The ben­e­fits of proper gear­ing, or in case of off-road­ing, hav­ing a higher crawl ra­tio is not only lim­ited to mul­ti­pli­ca­tion of en­gine’s torque as is passes from the fly­wheel through the var­i­ous gears, but it also en­ables the en­gine to op­er­ate in the op­ti­mum power band while keep­ing the ve­hi­cle speed slow. This op­ti­mum power can then go through many gear re­duc­tions to de­liver much de­sired torque at the wheels.

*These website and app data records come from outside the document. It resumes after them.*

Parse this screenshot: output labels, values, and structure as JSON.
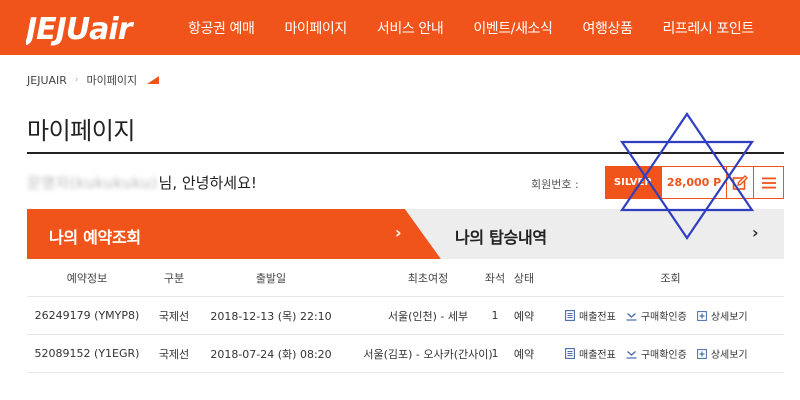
{
  "header": {
    "logo_text": "JEJUair",
    "nav": [
      "항공권 예매",
      "마이페이지",
      "서비스 안내",
      "이벤트/새소식",
      "여행상품",
      "리프레시 포인트"
    ]
  },
  "breadcrumb": [
    "JEJUAIR",
    "마이페이지"
  ],
  "page_title": "마이페이지",
  "greeting": {
    "name_masked": "문명자(kukukuku)",
    "suffix": "님, 안녕하세요!"
  },
  "member": {
    "label": "회원번호 :",
    "grade": "SILVER",
    "points": "28,000 P"
  },
  "tabs": {
    "reservation": "나의 예약조회",
    "boarding": "나의 탑승내역",
    "chevron": "›"
  },
  "table": {
    "headers": [
      "예약정보",
      "구분",
      "출발일",
      "최초여정",
      "좌석",
      "상태",
      "조회"
    ],
    "rows": [
      {
        "booking": "26249179 (YMYP8)",
        "type": "국제선",
        "date": "2018-12-13 (목) 22:10",
        "route": "서울(인천) - 세부",
        "seats": "1",
        "status": "예약"
      },
      {
        "booking": "52089152 (Y1EGR)",
        "type": "국제선",
        "date": "2018-07-24 (화) 08:20",
        "route": "서울(김포) - 오사카(간사이)",
        "seats": "1",
        "status": "예약"
      }
    ],
    "actions": [
      "매출전표",
      "구매확인증",
      "상세보기"
    ]
  },
  "colors": {
    "brand": "#f0541a",
    "tab_gray": "#ededed",
    "overlay_star": "#2f3fbf"
  }
}
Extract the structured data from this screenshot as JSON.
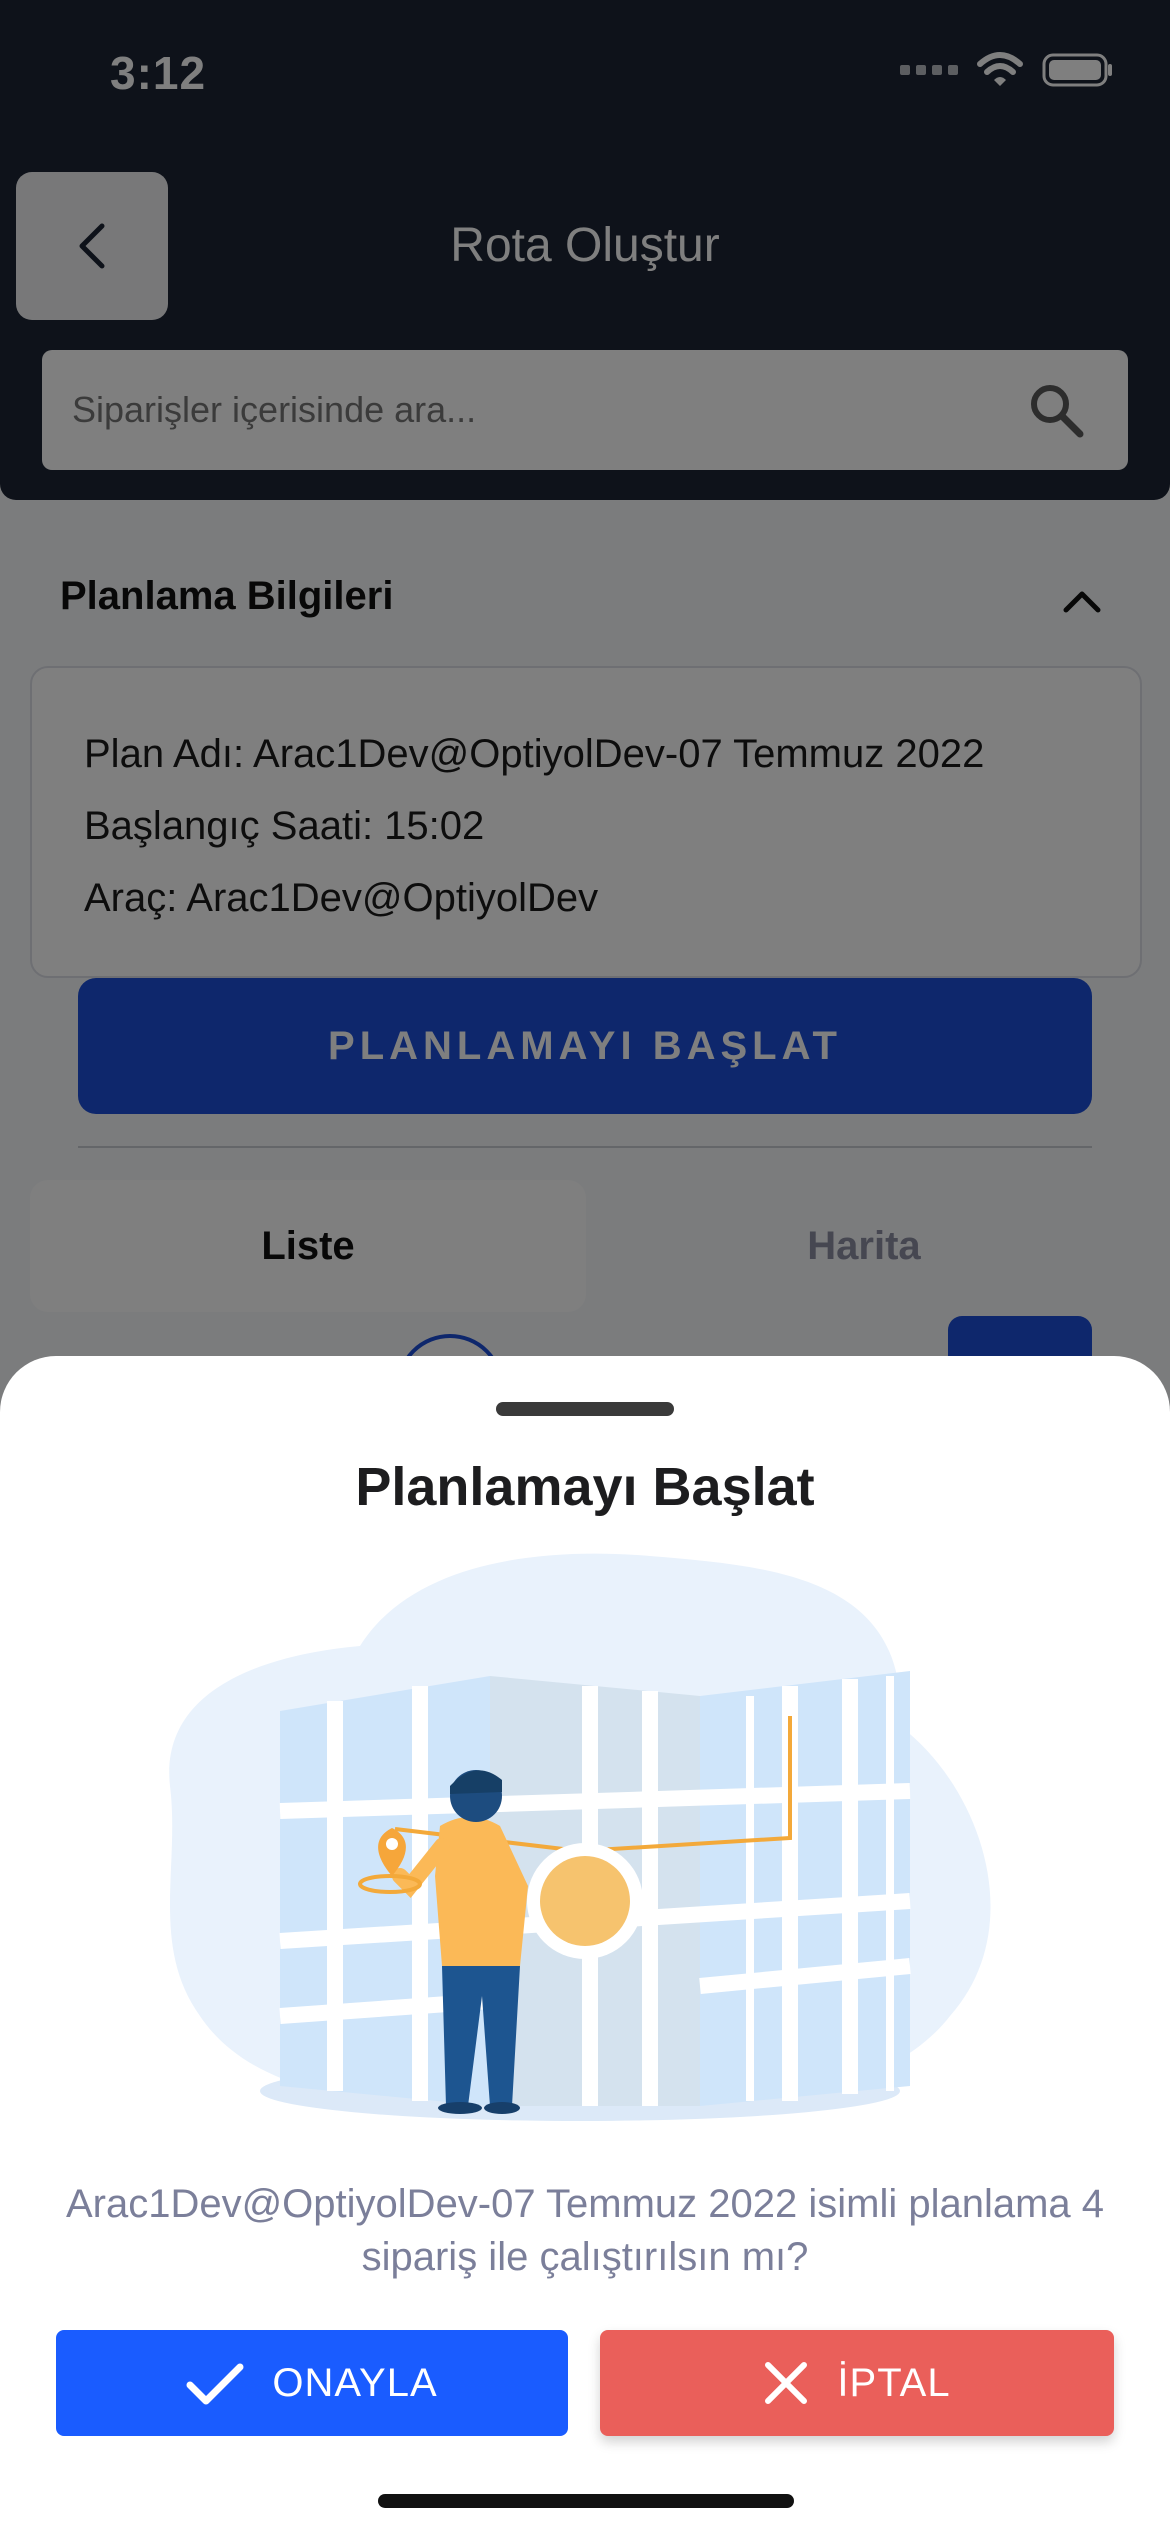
{
  "status_bar": {
    "time": "3:12"
  },
  "header": {
    "title": "Rota Oluştur",
    "search_placeholder": "Siparişler içerisinde ara..."
  },
  "planning_section": {
    "title": "Planlama Bilgileri",
    "plan_name": "Plan Adı: Arac1Dev@OptiyolDev-07 Temmuz 2022",
    "start_time": "Başlangıç Saati: 15:02",
    "vehicle": "Araç: Arac1Dev@OptiyolDev",
    "start_button_label": "PLANLAMAYI BAŞLAT"
  },
  "tabs": [
    {
      "label": "Liste",
      "selected": true
    },
    {
      "label": "Harita",
      "selected": false
    }
  ],
  "sheet": {
    "title": "Planlamayı Başlat",
    "message": "Arac1Dev@OptiyolDev-07 Temmuz 2022 isimli planlama 4 sipariş ile çalıştırılsın mı?",
    "confirm_label": "ONAYLA",
    "cancel_label": "İPTAL"
  },
  "colors": {
    "header_bg": "#1c2434",
    "primary": "#1d4fd8",
    "confirm": "#1a5cff",
    "cancel": "#ea5f5a"
  },
  "icons": [
    "back-chevron-icon",
    "search-icon",
    "chevron-up-icon",
    "check-icon",
    "close-icon",
    "wifi-icon",
    "battery-icon",
    "cellular-signal-icon"
  ]
}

If you have suc­cess­fully tra­versed the ob­sta­cle of gear­ing / regear­ing, you are about ready to jump into the daunt­ing ter­rain of sus­pen­sion up­grades. That, I re­serv­ing for the next edi­tion of my col­umn. Till then, crawl with ease! ⌧

Newspapers in English

Newspapers from India

© PressReader. All rights reserved.